We drove straight to the hospital in Placerville. We called Emily and let her know what was going on. She said she'd had a bad feeling about this hike, worrying that something would go wrong, or that we'd have an argument, or someone would be in a really bad mood. Later Addie told me Mercury is in retrograde. I don't know what was going on, but I do feel like some dark strange wind of fate swept in, and also that we narrowly avoided it. That the most frightening experience gave way to the luckiest. That every prayer was answered.
My dad is fine.
At the hospital I called Addie and word quickly spread to the whole family. Our very worried siblings were texting Joey and I repeatedly. We were reassuring as possible but I also wanted to describe the fall in detail so they'd know what really happened. We all agreed that our dad is actually a very strong person and incredibly hearty and thick-skinned. Joey and I both realized that he fell in the most graceful way possible for his body, allowing the whole of his body to absorb most of the impacts, and not causing particularly bad injuries in any one spot. An x-ray on his ankle showed nothing broken. He got a few stitches above his brow but showed no sign of head trauma. He got released from the hospital at 8:30 pm and came to my house for a feast of chinese food. I don't think he'd eaten since breakfast!
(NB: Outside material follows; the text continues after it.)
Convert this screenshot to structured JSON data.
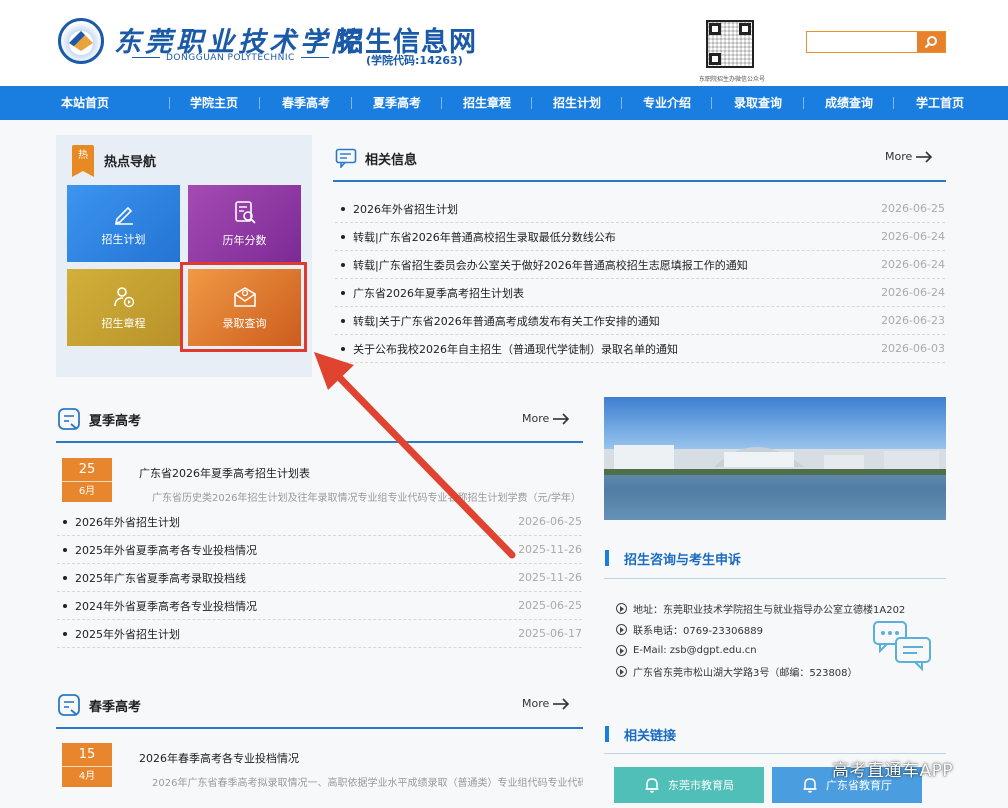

my mom and her husband stopped by the Emergency room to visit.
It is still unbelievable to me that his body wasn't broken to bits. When I replay the scene, the sight of that fall in my mind, it seems absolutely impossible that not only did he not snap his neck or his back, he didn't break any bones, and even his Iphone in his pocket didn't break. His glasses were intact but slightly bent. His hat fell off but we retrieved it. I truly believe my dad cheated death. He just turned seventy years old on the 13th of this month, and I still maintain that he'll make it to 100. Longevity is in his blood and I want him to live to meet his great grandchildren. (Well he's already met some! But I mean, from my own daughters.) It was definitely not his time to go, or in Game of Thrones, as Arya's sword fighting instructor says to death: "not today."
playing the next day in our backyard with his granddaughters Scout and Polly
Pops spent the night at our house that first night and he slept just fine. He has only taken a couple ibuprofens for soreness, and he says the spot where he got a tetanus shot is what hurts most! He is going about his church duties today and tomorrow like normal.
I met him at the church to attend an old family friend's funeral this morning. Toward the end of the service we sang a hymn. The last verse goes like this; "God be with you till we meet again. Keep love's banner floating o'er you. Smite death's threatening wave before you. God be with you till we meet again." I shed tears of gratitude that I get to have my dad in my life, today, right now, every day. Something I take for granted all the time. He is one of my best friends and he is my most helpful champion and I love him with every bit of my heart. We all do. I like to think that love, and the love he returns to all he knows in spades, is what helped protect him.